## EXERCISE DETAILS
The result should be every line in the data below that carries the string "with".

## App and web page records
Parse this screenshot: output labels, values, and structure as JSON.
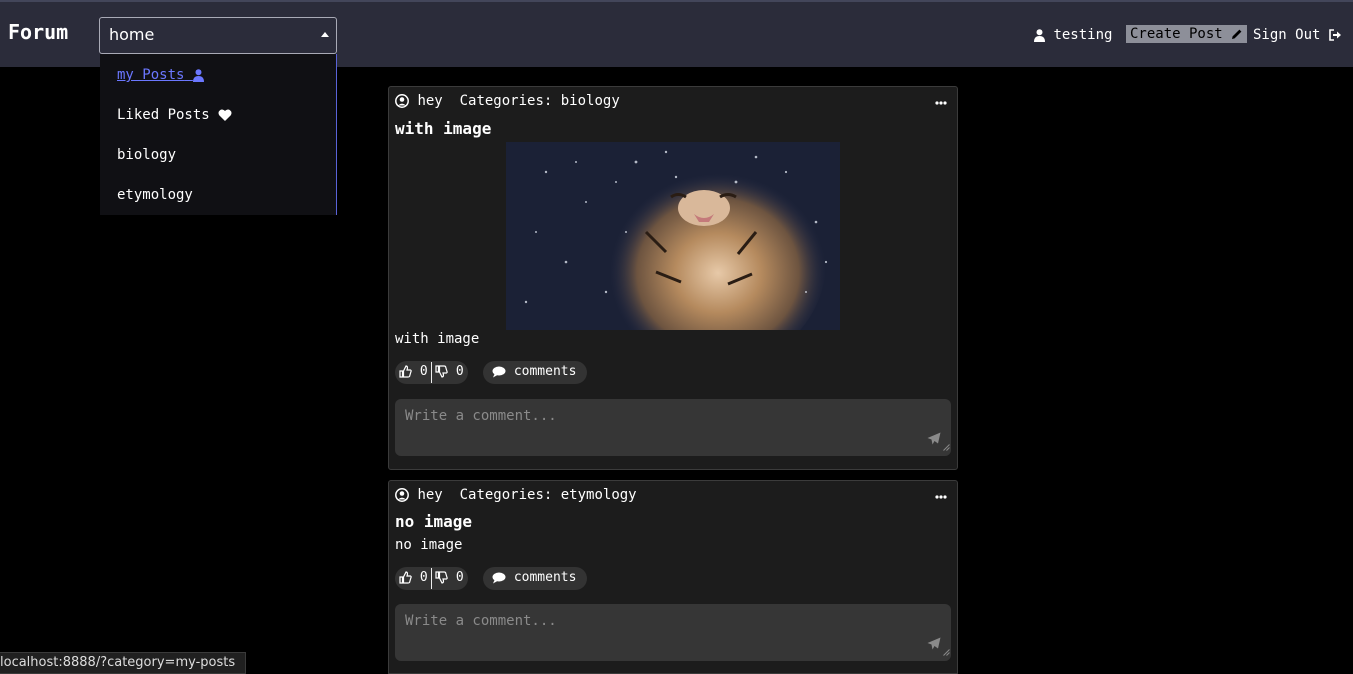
{
  "header": {
    "brand": "Forum",
    "category_select": {
      "value": "home"
    },
    "user_name": "testing",
    "create_post_label": "Create Post",
    "sign_out_label": "Sign Out"
  },
  "dropdown": {
    "items": [
      {
        "label": "my Posts",
        "icon": "user-icon"
      },
      {
        "label": "Liked Posts",
        "icon": "heart-icon"
      },
      {
        "label": "biology"
      },
      {
        "label": "etymology"
      }
    ]
  },
  "posts": [
    {
      "author": "hey",
      "categories_label": "Categories:",
      "category": "biology",
      "title": "with image",
      "image": "tiger shaking off water",
      "body": "with image",
      "likes": "0",
      "dislikes": "0",
      "comments_label": "comments",
      "comment_placeholder": "Write a comment..."
    },
    {
      "author": "hey",
      "categories_label": "Categories:",
      "category": "etymology",
      "title": "no image",
      "body": "no image",
      "likes": "0",
      "dislikes": "0",
      "comments_label": "comments",
      "comment_placeholder": "Write a comment..."
    }
  ],
  "status_bar": {
    "url": "localhost:8888/?category=my-posts"
  },
  "colors": {
    "header_bg": "#2b2c3a",
    "card_bg": "#1c1c1c",
    "link_active": "#6b77ff",
    "create_button_bg": "#8d8f99"
  }
}
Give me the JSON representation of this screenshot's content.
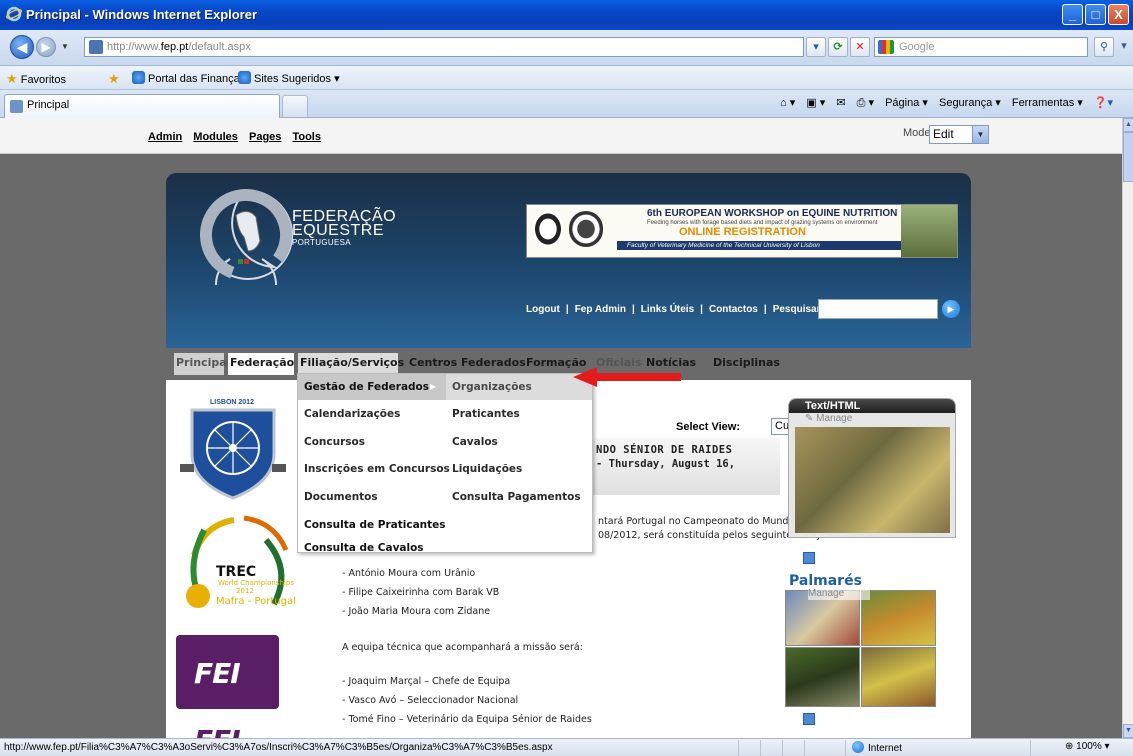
{
  "window": {
    "title": "Principal - Windows Internet Explorer",
    "controls": {
      "minimize": "_",
      "maximize": "□",
      "close": "X"
    }
  },
  "addressbar": {
    "url_prefix": "http://www.",
    "url_domain": "fep.pt",
    "url_suffix": "/default.aspx",
    "search_placeholder": "Google"
  },
  "favorites_bar": {
    "favorites_label": "Favoritos",
    "items": [
      "Portal das Finanças",
      "Sites Sugeridos ▾"
    ]
  },
  "tabs": {
    "active_label": "Principal"
  },
  "command_bar": {
    "items": [
      "Página ▾",
      "Segurança ▾",
      "Ferramentas ▾"
    ]
  },
  "control_panel": {
    "links": [
      "Admin",
      "Modules",
      "Pages",
      "Tools"
    ],
    "mode_label": "Mode",
    "mode_value": "Edit"
  },
  "header": {
    "brand_line1": "FEDERAÇÃO",
    "brand_line2": "EQUESTRE",
    "brand_line3": "PORTUGUESA",
    "banner": {
      "title": "6th EUROPEAN WORKSHOP on EQUINE NUTRITION",
      "subtitle": "Feeding horses with forage based diets and impact of grazing systems on environment",
      "cta": "ONLINE REGISTRATION",
      "faculty": "Faculty of Veterinary Medicine of the Technical University of Lisbon"
    },
    "links": [
      "Logout",
      "Fep Admin",
      "Links Úteis",
      "Contactos",
      "Pesquisar:"
    ]
  },
  "main_menu": {
    "items": [
      "Principal",
      "Federação",
      "Filiação/Serviços",
      "Centros Federados",
      "Formação",
      "Oficiais",
      "Notícias",
      "Disciplinas"
    ]
  },
  "dropdown": {
    "col1": [
      "Gestão de Federados",
      "Calendarizações",
      "Concursos",
      "Inscrições em Concursos",
      "Documentos",
      "Consulta de Praticantes",
      "Consulta de Cavalos"
    ],
    "col2": [
      "Organizações",
      "Praticantes",
      "Cavalos",
      "Liquidações",
      "Consulta Pagamentos"
    ]
  },
  "content": {
    "lisbon_label": "LISBON 2012",
    "trec_label": "TREC",
    "trec_sub1": "World Championships",
    "trec_sub2": "2012",
    "trec_sub3": "Mafra - Portugal",
    "fei_label": "FEI",
    "select_view_label": "Select View:",
    "select_view_value": "Current",
    "news_title_l1": "NDO SÉNIOR DE RAIDES",
    "news_title_l2": "- Thursday, August 16,",
    "paragraph1_l1": "ntará Portugal no Campeonato do Mundo de Raides, a realizar em",
    "paragraph1_l2": "08/2012, será constituída pelos seguintes conjuntos:",
    "riders": [
      "- António Moura com Urânio",
      "- Filipe Caixeirinha com Barak VB",
      "- João Maria Moura com Zidane"
    ],
    "team_intro": "A equipa técnica que acompanhará a missão será:",
    "staff": [
      "- Joaquim Marçal – Chefe de Equipa",
      "- Vasco Avó – Seleccionador Nacional",
      "- Tomé Fino – Veterinário da Equipa Sénior de Raides"
    ]
  },
  "right_column": {
    "text_module_title": "Text/HTML",
    "manage_label": "Manage",
    "palmares_title": "Palmarés",
    "palmares_manage": "Manage"
  },
  "statusbar": {
    "url": "http://www.fep.pt/Filia%C3%A7%C3%A3oServi%C3%A7os/Inscri%C3%A7%C3%B5es/Organiza%C3%A7%C3%B5es.aspx",
    "zone": "Internet",
    "zoom": "100%"
  }
}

## EXERCISE RESPONSE
      "title": "with image",
      "body": "with image",
      "subtitle": "Feeding horses with forage based diets and impact of grazing systems on environment",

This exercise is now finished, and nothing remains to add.